Michael Solomonov, chef and owner of the landmark Zahav restaurant in Philadelphia, made history when he won the James Beard Foundation’s Best Chef award in 2017, the American food “Oscar.” It was the first time a chef making Israeli food won the highest prize in American food-making. A year before, Solmonov won two other prizes. The James Beard Foundation awarded him first prize for best cookbook of the year and another award for the best international cookbook, saying he provided an experience that links the reader to Israeli food.
Now Solomonov is publishing a new book, “Israeli Soul: Easy, Essential, Delicious,” which is basically about Israeli spirit and soul. If in his previous book Solmonov dealt with his own personal tastes and focused on his own life story, the new book deals with Israeli street food and the more popular restaurants.
Solomonov is doing this at a time when the Israeli kitchen is winning international recognition and Israeli restaurants are gaining the esteem of world culinary experts. Solomonov takes the reader back to the roots of Israeli food, from the food stands featuring such items as falafel and sabich.
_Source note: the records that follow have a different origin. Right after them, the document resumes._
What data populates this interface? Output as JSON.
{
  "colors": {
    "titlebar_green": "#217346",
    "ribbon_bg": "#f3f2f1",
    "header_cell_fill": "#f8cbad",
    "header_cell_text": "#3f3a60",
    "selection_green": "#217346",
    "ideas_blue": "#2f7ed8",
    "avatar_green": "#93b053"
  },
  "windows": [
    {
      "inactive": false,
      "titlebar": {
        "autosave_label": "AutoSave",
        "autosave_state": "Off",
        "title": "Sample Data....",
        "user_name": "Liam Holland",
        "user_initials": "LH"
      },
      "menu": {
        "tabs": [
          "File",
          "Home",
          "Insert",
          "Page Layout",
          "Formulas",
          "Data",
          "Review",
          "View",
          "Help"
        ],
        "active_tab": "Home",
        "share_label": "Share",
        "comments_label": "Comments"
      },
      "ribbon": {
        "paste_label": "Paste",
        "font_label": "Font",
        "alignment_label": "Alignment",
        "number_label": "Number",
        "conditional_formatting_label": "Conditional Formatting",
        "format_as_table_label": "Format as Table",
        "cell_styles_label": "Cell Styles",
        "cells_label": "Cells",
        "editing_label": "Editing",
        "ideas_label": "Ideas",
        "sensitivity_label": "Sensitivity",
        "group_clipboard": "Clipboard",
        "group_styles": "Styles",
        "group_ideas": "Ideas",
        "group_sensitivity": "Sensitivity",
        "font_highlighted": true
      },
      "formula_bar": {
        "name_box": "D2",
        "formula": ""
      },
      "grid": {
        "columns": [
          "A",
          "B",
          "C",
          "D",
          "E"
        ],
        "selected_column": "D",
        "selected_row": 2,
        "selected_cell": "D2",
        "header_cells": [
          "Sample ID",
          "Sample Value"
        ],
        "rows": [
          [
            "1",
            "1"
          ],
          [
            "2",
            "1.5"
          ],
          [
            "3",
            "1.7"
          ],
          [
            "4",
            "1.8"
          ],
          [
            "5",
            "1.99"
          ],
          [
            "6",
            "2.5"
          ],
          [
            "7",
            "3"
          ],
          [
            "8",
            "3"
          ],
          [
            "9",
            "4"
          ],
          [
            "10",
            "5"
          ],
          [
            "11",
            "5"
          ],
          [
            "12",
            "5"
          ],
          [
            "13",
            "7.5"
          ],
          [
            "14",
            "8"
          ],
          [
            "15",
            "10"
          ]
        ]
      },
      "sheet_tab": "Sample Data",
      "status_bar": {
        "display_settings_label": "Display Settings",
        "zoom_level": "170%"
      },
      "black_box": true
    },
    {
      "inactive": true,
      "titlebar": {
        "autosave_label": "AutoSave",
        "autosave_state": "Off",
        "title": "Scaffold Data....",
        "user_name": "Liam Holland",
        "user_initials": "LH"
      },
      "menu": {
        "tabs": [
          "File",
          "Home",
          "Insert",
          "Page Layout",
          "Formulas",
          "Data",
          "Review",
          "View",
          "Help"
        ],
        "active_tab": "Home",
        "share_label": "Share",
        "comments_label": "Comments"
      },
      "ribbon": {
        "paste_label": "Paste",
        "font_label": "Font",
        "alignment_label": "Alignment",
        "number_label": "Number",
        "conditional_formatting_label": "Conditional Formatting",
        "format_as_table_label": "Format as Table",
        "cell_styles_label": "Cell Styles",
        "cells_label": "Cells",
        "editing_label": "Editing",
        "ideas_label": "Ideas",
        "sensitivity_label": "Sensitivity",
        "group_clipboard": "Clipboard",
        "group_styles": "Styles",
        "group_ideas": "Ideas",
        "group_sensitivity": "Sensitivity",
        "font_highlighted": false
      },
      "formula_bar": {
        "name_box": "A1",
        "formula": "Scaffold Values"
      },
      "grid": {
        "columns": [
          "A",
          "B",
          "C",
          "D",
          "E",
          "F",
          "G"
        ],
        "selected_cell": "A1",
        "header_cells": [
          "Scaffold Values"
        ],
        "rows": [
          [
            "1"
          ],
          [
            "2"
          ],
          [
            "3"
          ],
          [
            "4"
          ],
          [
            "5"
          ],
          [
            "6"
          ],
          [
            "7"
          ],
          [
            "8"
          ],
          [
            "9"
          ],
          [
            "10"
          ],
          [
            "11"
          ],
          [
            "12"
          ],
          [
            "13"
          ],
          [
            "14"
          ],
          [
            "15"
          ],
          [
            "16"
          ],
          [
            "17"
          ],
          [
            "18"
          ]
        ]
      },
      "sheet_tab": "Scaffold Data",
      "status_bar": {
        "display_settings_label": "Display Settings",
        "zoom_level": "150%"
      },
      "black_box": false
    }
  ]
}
Zahav, as Solomonov describes it, is a restaurant providing food inspired by the modern Israeli kitchen. The restaurant has been operating for 10 years, and it’s around the top of the American eateries list. As a result, it’s almost impossible to get a table there. Even if Israelis may say they don’t understand all the hoopla about Zahav, there’s still one thing you can’t take away from Solomonov: He has upgraded Israeli food and recognition as an elite cuisine, more than just street food.
With seven crew members, Solmonov set out on a tour of Israel in order to write his book. They visited 82 restaurants. They were disappointed in two of them, which Solmonov doesn’t identify by name and which he doesn’t include in the book. Doing some impressive work for the book is Solomonov’s regular photographer Michael Persico. His photos simply whet your appetite.
- Plenty of Fish in the Sea: Tel Aviv's 12 Best Seafood Restaurants You Have to Try
- Your Eating and Drinking Guide to Tel Aviv Hipster Hub Carmel Market
- The Israeli Chef Making Ancient Rotten Fish Sauce the Not-so-traditional Way
Via his book, Solomon seeks to stress the variety of food available in Israel, unlike most other places in the world. For example, in Givat Olga he found a falafel stand, a burekas shop and a kebab place next to one each other, and all were excellent.
“I saw the beauty of Israeli street food, “ Solmonov says in an interview with Haaretz. “You get three different restaurants from three different worlds in a 100-meter stretch and all of them are authentic. Where else would you find this kind of diversity?” When I ask him the name of a restaurant he really liked, he quickly replies: “Without a doubt, Morris in Mahane Yehuda. Simply wonderful.”
Solomonov is doing a book promotion tour in Boston, Seattle, Chicago, Milwaukee, Atlanta, Washington, Los Angeles, San Francisco, and that’s just a partial list. America is at his feet, he’s like a rock star on tour.
Does his book have any value for Israelis? Solmonov believes it does. “You’d be amazed at how many Israelis don’t know the small places featuring great falafel and sabich. Even if they heard of this or that spot, most of them have never been there. These stands usually just serve people locally. I promise you that many Israelis may know of the falafel stand called Devorah in Karkur, but never ate there. So even Israelis have something to learn from this book, I’d say. I would suggest that Israelis tour around the country more and taste food at these places. They wouldn’t be wasting their time.”